COVID-19 SERVICES UPDATE: Information for all alert levels, Waka Kotahi services and more

SCAM ALERTS: Refund email and Vehicle licence (rego) renewal phishing emails

ONLINE SERVICES: We currently have an issue with receiving some payments and are working to resolve this issue as quickly as possible. We apologise for any inconvenience.

EASTER WEEKEND – PLAN AHEAD: Heading away for the long weekend? Check our holiday journeys tool(external link)

Decision made on next steps with Knight's Point slip


An anchored piled wall is to be designed by the NZ Transport Agency to be built along the seaward side of State Highway 6 to support the highway at Knight's Point if there is any further deterioration at the site of the slip.

The Transport Agency's State Highway Operations Manager Pete Connors says they will continue to monitor the slip on a weekly basis and the remedial work will be undertaken only if any deterioration at the site places at risk of the loss of access along the stretch of road.

This week's decision follows the receipt late last month of the full assessment and review of the on-site geotechnical and engineering investigations which are currently being peer reviewed.

"Since the slip happened in October last year during heavy rain, we have been monitoring the site and there has been no further movement, despite the area experiencing some of the worst winter weather in recent years.

"The slip remains five metres from the road and it is anticipated that in even the worst case scenario of rapid deterioration at the site, single lane access will be able to be maintained," he says.
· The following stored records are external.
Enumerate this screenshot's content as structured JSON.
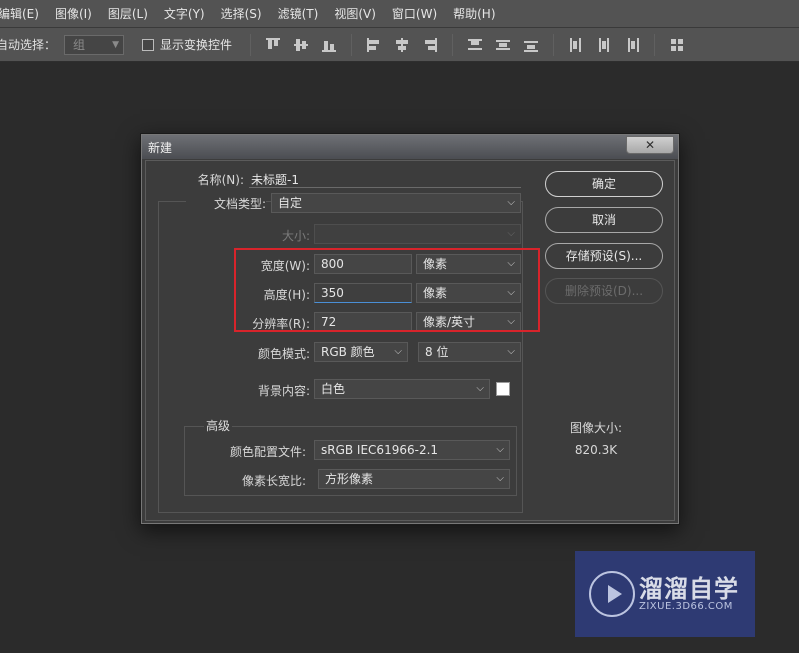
{
  "menubar": {
    "items": [
      "编辑(E)",
      "图像(I)",
      "图层(L)",
      "文字(Y)",
      "选择(S)",
      "滤镜(T)",
      "视图(V)",
      "窗口(W)",
      "帮助(H)"
    ]
  },
  "options": {
    "auto_select_label": "自动选择：",
    "auto_select_value": "组",
    "show_transform_label": "显示变换控件"
  },
  "dialog": {
    "title": "新建",
    "close_label": "✕",
    "name_label": "名称(N):",
    "name_value": "未标题-1",
    "doc_type_label": "文档类型:",
    "doc_type_value": "自定",
    "size_label": "大小:",
    "size_value": "",
    "width_label": "宽度(W):",
    "width_value": "800",
    "width_unit": "像素",
    "height_label": "高度(H):",
    "height_value": "350",
    "height_unit": "像素",
    "resolution_label": "分辨率(R):",
    "resolution_value": "72",
    "resolution_unit": "像素/英寸",
    "color_mode_label": "颜色模式:",
    "color_mode_value": "RGB 颜色",
    "bit_depth_value": "8 位",
    "background_label": "背景内容:",
    "background_value": "白色",
    "advanced_title": "高级",
    "color_profile_label": "颜色配置文件:",
    "color_profile_value": "sRGB IEC61966-2.1",
    "pixel_aspect_label": "像素长宽比:",
    "pixel_aspect_value": "方形像素",
    "ok_label": "确定",
    "cancel_label": "取消",
    "save_preset_label": "存储预设(S)...",
    "delete_preset_label": "删除预设(D)...",
    "image_size_label": "图像大小:",
    "image_size_value": "820.3K"
  },
  "watermark": {
    "brand": "溜溜自学",
    "url": "ZIXUE.3D66.COM"
  }
}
In making its decision, the Transport Agency considered four main options:

  • Undertaking no preventative works at this time, continue to monitor the site and prepare designs for the preferred option to secure the route if needed
  • Cutting the road further back into the rock face to give more width to the carriageway
  • Lowering the highway to gain additional width in the carriageway and building an anchored piled wall at the verge to retain the road.
  • A combination of cutting the road further back into the road and building a piled wall on the seaside to retain access

Mr Connors says with any of the last three options, it would take one to three months to complete the work, and as a conservative estimate, cost up to $2 million.

"Following the peer review, work will get underway designing the preferred option in case the worst does happens. Once this is completed, we will also complete contract negotiations to ensure we are ready to proceed with the work if needed.

"We will continue our weekly on-site monitoring and if there is any further movement, we will reassess the situation and advise you accordingly."